When we start talking about quadrilaterals, trapezoids and parallel lines many students get lost quickly. There are so many new and uncommon words introduced in this unit and it is especially difficult for English Language Learners. These are some of the ways we build an understanding of shape and space concepts in our classroom.[Read more…] about Ways to Teach Shape and Space Concepts
There are generally two reactions that students give when it is time for writing activities in the classroom. Half are usually excited and the other half are filled with dread. We’ve been through lots of different writing programs over the years, been to hundreds of hours of professional development to teach writing and have seen the same pattern over and over again.
Most teachers don’t feel like they know how to teach writing. Is that you? Keep reading.[Read more…] about Challenge Your Students with Writing Activities
If you are struggling with reading instruction in your classroom, you’re not alone. Upper elementary teachers are often not trained in how to teach students to read, despite the fact all the students in their classroom are unlikely to be reading at grade level. Setting up a reading comprehension schedule is one way to get on track.
We designed our Weekly Reading Comprehension Skills specifically for our students. We needed reading material for science and social studies that were at the right reading level and needed to teach grammar and reading skills. You might want to read this post about how we came up with them: Add Great Content to Your Literacy Lessons.[Read more…] about How to Set Up Your Reading Comprehension Schedule
It took fifteen years of teaching and professional development before we felt confident teaching reading to students in upper elementary. Reading is one of the most important skills any teacher is responsible for, but it is often taught by stabbing at strategies until something works-only to find it doesn’t work for the next student. Literacy lessons were hard to design and we didn’t really know where to start.
The most important thing we’ve learned is that reading comprehension skills are also skills related to grammar, word parts, word families and patterns, and writing. The same skills are used in a variety of ways.
If a student missed one of these skills, they trip over it in everything other subject. By the time students get to the end of Grade Three, if they aren’t reading at grade level, they are statistically unlikely to catch up. So, what is a teacher to do?[Read more…] about Add Great Content to Your Literacy Lessons
We have always thought of ourselves as being pretty technically savvy, but when the Covid-19 pandemic hit and teachers all around the world were thrust into teaching from a distance, we realized how little we actually knew.
The first thing we did was going through our library of resources that we have in our store and realized that some of them just don’t translate well into digital resources. Some things are just better in person.
This meant we needed to look at new ways to reach our students. We’ve always used Google Classroom and feel pretty comfortable using it with our students, but it lacks the ability to have students practice skills in a way that can be checked. We love task cards, but with distance learning, they just aren’t the same.
We asked around to see what some of our friends or fellow creators were using and we kept hearing about Boom Learning.[Read more…] about Explode Your Teaching With Boom Cards
If you’ve ever thought your history lessons were boring, then truthfully, you had the wrong teacher. Teaching history can be exciting and interesting.

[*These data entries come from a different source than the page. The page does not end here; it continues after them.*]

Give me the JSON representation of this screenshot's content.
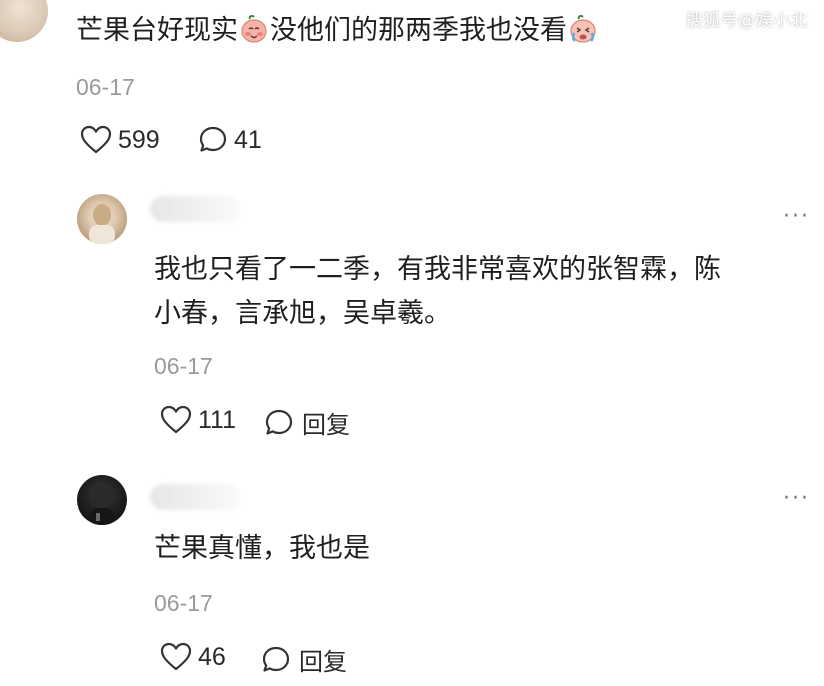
{
  "watermark": "搜狐号@娱小北",
  "top_comment": {
    "text_part1": "芒果台好现实",
    "text_part2": "没他们的那两季我也没看",
    "emoji_1": "blushing-face-emoji",
    "emoji_2": "crying-face-emoji",
    "date": "06-17",
    "likes": "599",
    "comments": "41"
  },
  "replies": [
    {
      "text_line1": "我也只看了一二季，有我非常喜欢的张智霖，陈",
      "text_line2": "小春，言承旭，吴卓羲。",
      "date": "06-17",
      "likes": "111",
      "reply_label": "回复",
      "more": "···"
    },
    {
      "text_line1": "芒果真懂，我也是",
      "date": "06-17",
      "likes": "46",
      "reply_label": "回复",
      "more": "···"
    }
  ],
  "icons": {
    "like": "heart-outline-icon",
    "comment": "speech-bubble-icon",
    "more": "more-dots-icon"
  },
  "colors": {
    "text": "#1f1f1f",
    "muted": "#9a9a9a",
    "background": "#ffffff"
  }
}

My love of Canadian history came from my favourite teacher of all time, Mr. Perrin. He was a tough teacher who expected the best from everyone, but he had a way of bringing history alive. You felt like you were in the trenches of World War 1 or at the table of a family living through The Great Depression. I underestimated the impact this love of history would have on my life.
Each time I step into my classroom and stand up in front of my students to tell them about some historic event, I still see Mr. Perrin jumping from side to side role-playing both the French and the Germans in battle. This love of history was so apparent I can’t help but pass this enthusiasm along to my students.[Read more…] about How to Take Your History Lessons Off Life Support